● EXERCISE BRIEF
Repeat what the lines below say, word for word, and skip every image.

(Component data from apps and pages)
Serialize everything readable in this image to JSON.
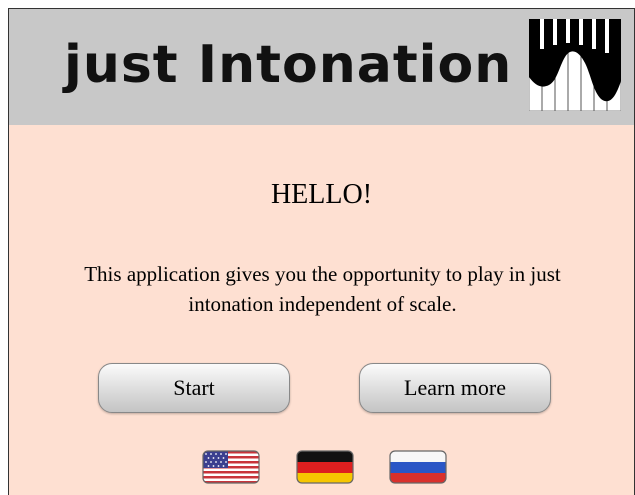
{
  "header": {
    "title": "just Intonation",
    "logo_icon": "piano-keys-logo-icon",
    "background_color": "#c8c8c8"
  },
  "main": {
    "background_color": "#fee0d2",
    "greeting": "HELLO!",
    "description": "This application gives you the opportunity to play in just intonation independent of scale."
  },
  "buttons": {
    "start_label": "Start",
    "learn_more_label": "Learn more"
  },
  "languages": [
    {
      "name": "us-flag-icon"
    },
    {
      "name": "german-flag-icon"
    },
    {
      "name": "russian-flag-icon"
    }
  ]
}
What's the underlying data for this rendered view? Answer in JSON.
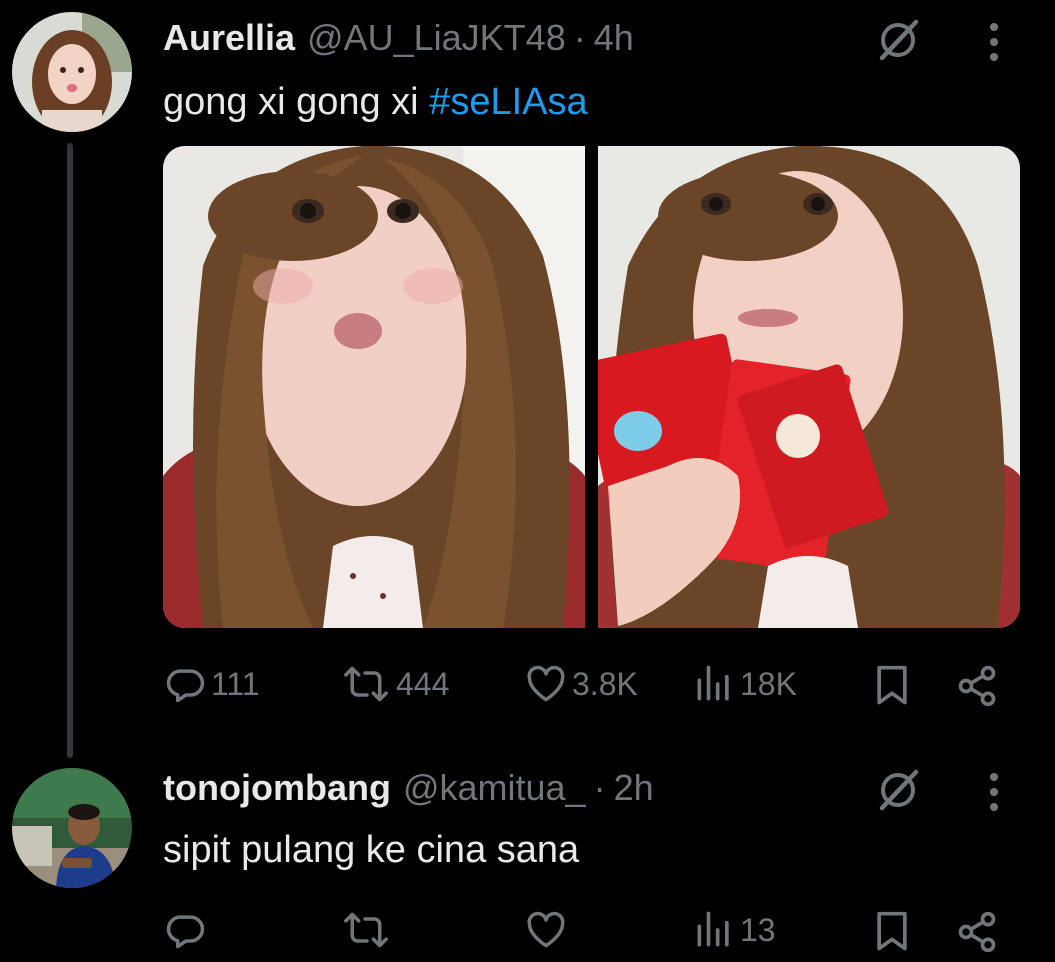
{
  "tweets": [
    {
      "display_name": "Aurellia",
      "handle": "@AU_LiaJKT48",
      "separator": "·",
      "time": "4h",
      "text": "gong xi gong xi ",
      "hashtag": "#seLIAsa",
      "stats": {
        "replies": "111",
        "reposts": "444",
        "likes": "3.8K",
        "views": "18K"
      }
    },
    {
      "display_name": "tonojombang",
      "handle": "@kamitua_",
      "separator": "·",
      "time": "2h",
      "text": "sipit pulang ke cina sana",
      "stats": {
        "replies": "",
        "reposts": "",
        "likes": "",
        "views": "13"
      }
    }
  ],
  "icons": {
    "reply": "reply-icon",
    "repost": "repost-icon",
    "like": "heart-icon",
    "views": "views-chart-icon",
    "bookmark": "bookmark-icon",
    "share": "share-icon",
    "grok": "grok-icon",
    "more": "more-vertical-icon"
  },
  "colors": {
    "background": "#000000",
    "text_primary": "#e7e9ea",
    "text_secondary": "#71767b",
    "hashtag": "#1d9bf0",
    "thread_line": "#333639"
  }
}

● SOLUTION FOR THIS PROBLEM
Serialize everything readable in this image to JSON.
{
  "header": {
    "title": "just Intonation",
    "logo_icon": "piano-keys-logo-icon",
    "background_color": "#c8c8c8"
  },
  "main": {
    "background_color": "#fee0d2",
    "greeting": "HELLO!",
    "description": "This application gives you the opportunity to play in just intonation independent of scale."
  },
  "buttons": {
    "start_label": "Start",
    "learn_more_label": "Learn more"
  },
  "languages": [
    {
      "name": "us-flag-icon"
    },
    {
      "name": "german-flag-icon"
    },
    {
      "name": "russian-flag-icon"
    }
  ]
}
What's the underlying data for this rendered view? Answer in JSON.
{
  "tweets": [
    {
      "display_name": "Aurellia",
      "handle": "@AU_LiaJKT48",
      "separator": "·",
      "time": "4h",
      "text": "gong xi gong xi ",
      "hashtag": "#seLIAsa",
      "stats": {
        "replies": "111",
        "reposts": "444",
        "likes": "3.8K",
        "views": "18K"
      }
    },
    {
      "display_name": "tonojombang",
      "handle": "@kamitua_",
      "separator": "·",
      "time": "2h",
      "text": "sipit pulang ke cina sana",
      "stats": {
        "replies": "",
        "reposts": "",
        "likes": "",
        "views": "13"
      }
    }
  ],
  "icons": {
    "reply": "reply-icon",
    "repost": "repost-icon",
    "like": "heart-icon",
    "views": "views-chart-icon",
    "bookmark": "bookmark-icon",
    "share": "share-icon",
    "grok": "grok-icon",
    "more": "more-vertical-icon"
  },
  "colors": {
    "background": "#000000",
    "text_primary": "#e7e9ea",
    "text_secondary": "#71767b",
    "hashtag": "#1d9bf0",
    "thread_line": "#333639"
  }
}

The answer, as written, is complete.